This year, Plastic Free July once again brought together millions of people across the globe to be part of the solution to plastic pollution. The great thing about the yearly initiative is that it provides its 100 million+ participants with a substantial set of resources to help them make changes to reduce their use of household single-use plastic. But plastic pollution is obviously not something that consumers can tackle alone — it requires a collective and collaborative approach, one in which brands, retailers and their respective packaging suppliers need to get involved.
One way the UK government decided to get businesses and manufacturers to act was by introducing a tax on plastic packaging in April 2022 that aims to provide an economic incentive for businesses to investigate and increase the amount of recycled plastic in their packaging. This is done by taxing any packaging in (or imported into) the UK that does not contain at least 30 percent recycled plastic. However, if the price of recycled materials significantly increases or oil prices fall, then a fixed tax (of £200 per metric tonne of virgin plastic used) will not be enough to tackle the problem. It needs be flexible enough to deter businesses from sourcing cheaper virgin plastics and just paying the tax.
Is it helping?
Many have argued that the UK tax is insufficient to have a positive impact. However, anything that succeeds in increasing the demand for recycled plastic — and in turn boosts the pitiful 9 percent of plastic currently being recycled globally — is still a step in the right direction.
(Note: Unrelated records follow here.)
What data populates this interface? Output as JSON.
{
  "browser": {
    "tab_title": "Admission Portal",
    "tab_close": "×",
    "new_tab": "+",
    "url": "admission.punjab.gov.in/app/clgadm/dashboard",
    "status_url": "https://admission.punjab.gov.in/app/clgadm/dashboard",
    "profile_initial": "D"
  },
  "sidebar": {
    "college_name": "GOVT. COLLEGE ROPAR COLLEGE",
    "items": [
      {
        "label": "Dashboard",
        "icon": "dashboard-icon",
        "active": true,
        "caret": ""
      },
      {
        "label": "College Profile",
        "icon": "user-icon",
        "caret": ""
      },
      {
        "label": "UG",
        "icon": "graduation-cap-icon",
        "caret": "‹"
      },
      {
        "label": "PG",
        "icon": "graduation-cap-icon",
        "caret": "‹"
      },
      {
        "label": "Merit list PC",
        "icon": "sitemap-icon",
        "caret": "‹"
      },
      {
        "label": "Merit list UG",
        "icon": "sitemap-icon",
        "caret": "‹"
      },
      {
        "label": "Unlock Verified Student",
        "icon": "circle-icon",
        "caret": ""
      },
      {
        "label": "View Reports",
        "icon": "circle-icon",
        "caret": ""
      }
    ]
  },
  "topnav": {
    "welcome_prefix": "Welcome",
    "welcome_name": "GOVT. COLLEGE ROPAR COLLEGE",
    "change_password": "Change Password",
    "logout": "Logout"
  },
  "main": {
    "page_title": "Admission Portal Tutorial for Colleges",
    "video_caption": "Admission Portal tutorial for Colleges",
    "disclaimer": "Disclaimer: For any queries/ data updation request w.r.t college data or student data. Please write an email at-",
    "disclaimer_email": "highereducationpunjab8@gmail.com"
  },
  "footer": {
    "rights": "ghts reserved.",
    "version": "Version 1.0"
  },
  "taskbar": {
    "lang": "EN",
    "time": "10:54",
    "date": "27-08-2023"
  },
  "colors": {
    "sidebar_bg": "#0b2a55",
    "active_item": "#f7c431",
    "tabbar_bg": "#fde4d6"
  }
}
In the sustainability world, we take all the small wins we can get.
Plastic has a limited number of times it can be recycled before it is no longer useable, and the virgin plastic industry is showing no sign of slowing down production. This makes the increase in recycled plastic packaging only the pilot project of a much larger journey for brands and retailers.
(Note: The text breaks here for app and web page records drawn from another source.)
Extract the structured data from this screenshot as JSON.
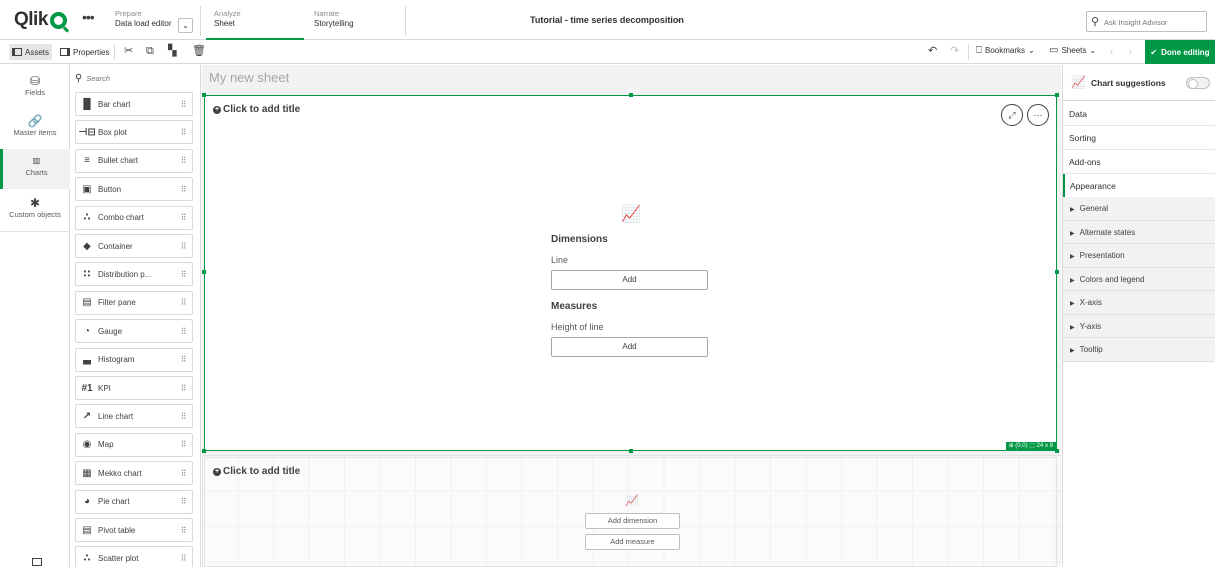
{
  "nav": {
    "logo": "Qlik",
    "prepare": {
      "small": "Prepare",
      "big": "Data load editor"
    },
    "analyze": {
      "small": "Analyze",
      "big": "Sheet"
    },
    "narrate": {
      "small": "Narrate",
      "big": "Storytelling"
    },
    "app_title": "Tutorial - time series decomposition",
    "insight_placeholder": "Ask Insight Advisor"
  },
  "toolbar": {
    "assets": "Assets",
    "properties": "Properties",
    "bookmarks": "Bookmarks",
    "sheets": "Sheets",
    "done": "Done editing"
  },
  "rail": {
    "items": [
      {
        "label": "Fields",
        "icon": "database-icon"
      },
      {
        "label": "Master items",
        "icon": "link-icon"
      },
      {
        "label": "Charts",
        "icon": "bar-chart-icon"
      },
      {
        "label": "Custom objects",
        "icon": "puzzle-icon"
      }
    ]
  },
  "assets": {
    "search_placeholder": "Search",
    "charts": [
      {
        "label": "Bar chart",
        "glyph": "▐▌"
      },
      {
        "label": "Box plot",
        "glyph": "⊣⊟"
      },
      {
        "label": "Bullet chart",
        "glyph": "≡"
      },
      {
        "label": "Button",
        "glyph": "▣"
      },
      {
        "label": "Combo chart",
        "glyph": "∴"
      },
      {
        "label": "Container",
        "glyph": "◆"
      },
      {
        "label": "Distribution p...",
        "glyph": "∷"
      },
      {
        "label": "Filter pane",
        "glyph": "▤"
      },
      {
        "label": "Gauge",
        "glyph": "◔"
      },
      {
        "label": "Histogram",
        "glyph": "▃"
      },
      {
        "label": "KPI",
        "glyph": "#1"
      },
      {
        "label": "Line chart",
        "glyph": "↗"
      },
      {
        "label": "Map",
        "glyph": "◉"
      },
      {
        "label": "Mekko chart",
        "glyph": "▦"
      },
      {
        "label": "Pie chart",
        "glyph": "◕"
      },
      {
        "label": "Pivot table",
        "glyph": "▤"
      },
      {
        "label": "Scatter plot",
        "glyph": "∴"
      }
    ]
  },
  "sheet": {
    "title": "My new sheet",
    "obj1": {
      "title": "Click to add title",
      "dimensions_heading": "Dimensions",
      "dimension_label": "Line",
      "measures_heading": "Measures",
      "measure_label": "Height of line",
      "add": "Add",
      "position": "⊕ (0,0) ⬚ 24 x 9"
    },
    "obj2": {
      "title": "Click to add title",
      "add_dimension": "Add dimension",
      "add_measure": "Add measure"
    }
  },
  "props": {
    "heading": "Chart suggestions",
    "tabs": [
      "Data",
      "Sorting",
      "Add-ons",
      "Appearance"
    ],
    "sections": [
      "General",
      "Alternate states",
      "Presentation",
      "Colors and legend",
      "X-axis",
      "Y-axis",
      "Tooltip"
    ]
  },
  "colors": {
    "accent": "#009845"
  }
}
Here at Supply Pilot, we’ve love to tell you that the majority of brands, retailers and their suppliers are smashing their recycled content, recyclability and reduction targets and are ready to start eliminating plastic from their packaging completely and work with suppliers to innovate for home-compostable alternatives. But this is not the case.
Trust the process — talk to your suppliers
Whether the priority is to reduce the plastic in packaging, increase the recycled content, or even just figure out where to start with plastic packaging, it all begins with opening up a dialogue with suppliers. That is exactly what one major US retailer did when it sought to re-energise its plastics and packaging pledge during the COVID-19 pandemic. Despite the climate challenges, failing to meet a public pledge was not an option; and the retailer recognised it needed external support to accelerate its ambitious targets, which pledged three requirements:
To be 100 percent recyclable, reusable or industrially compostable by 2025
Plastics must contain 20 percent recycled content by 2025
Clear recycling communications, including QR codes, by 2022
Onboarding suppliers was critical. This was the catalyst that set everything else in motion — from conveying accurate information about degradability and recyclability, to tackling waste, increasing recycled content, and collaborating on solutions to reduce plastic use. Eventually, it led to a final response rate of over 90 percent for the retailer — well over the industry average of 25 percent for this type of collaborative activity.
The lessons learned by the retailer example showcase that brands need to understand how ready and capable suppliers are to provide information about the composition of packaging materials. Some suppliers might be mature enough in their sustainability journeys to offer more sustainable solutions; others might not even have a packaging technologist on their staff. This is where a supplier-readiness survey, like the one deployed by the retailer, comes into play to segment the supply base by maturity and capability. This enables brands and retailers to better understand their suppliers and set realistic targets. A target might outline a desired increase in recycled plastic content or an overall reduction in the amount of packaging needed. If this seems too far-fetched due to lack of supplier readiness, interim targets can help brands and retailers to collaborate with current suppliers to adhere to any new legislation and reduce any environmental impact where possible, prior to tackling more ambitious targets. Remember, success is the sum of small efforts.
Tracking progress towards a target requires a reference point for the start of the project — asking suppliers to complete a bill of materials for packaging establishes this benchmark. It is then time to activate and align packaging suppliers to this initiative and get them all singing from the same hymn sheet about plastic. A supplier-readiness survey paves the way for this beautifully, as it enables brands to target communications and supplier self-help to specific groups of suppliers based on their knowledge and completion of the benchmark exercise.
Suppliers need to be consistently held accountable to providing accurate and up-to-date packaging-composition data and fulfilling commitments they have made to reach specific packaging goals. Only then can brands and retailers make substantial, evidence-backed claims about packaging and be ready to face the scrutiny about plastic packaging that is to come — the UK plastic tax is only the beginning.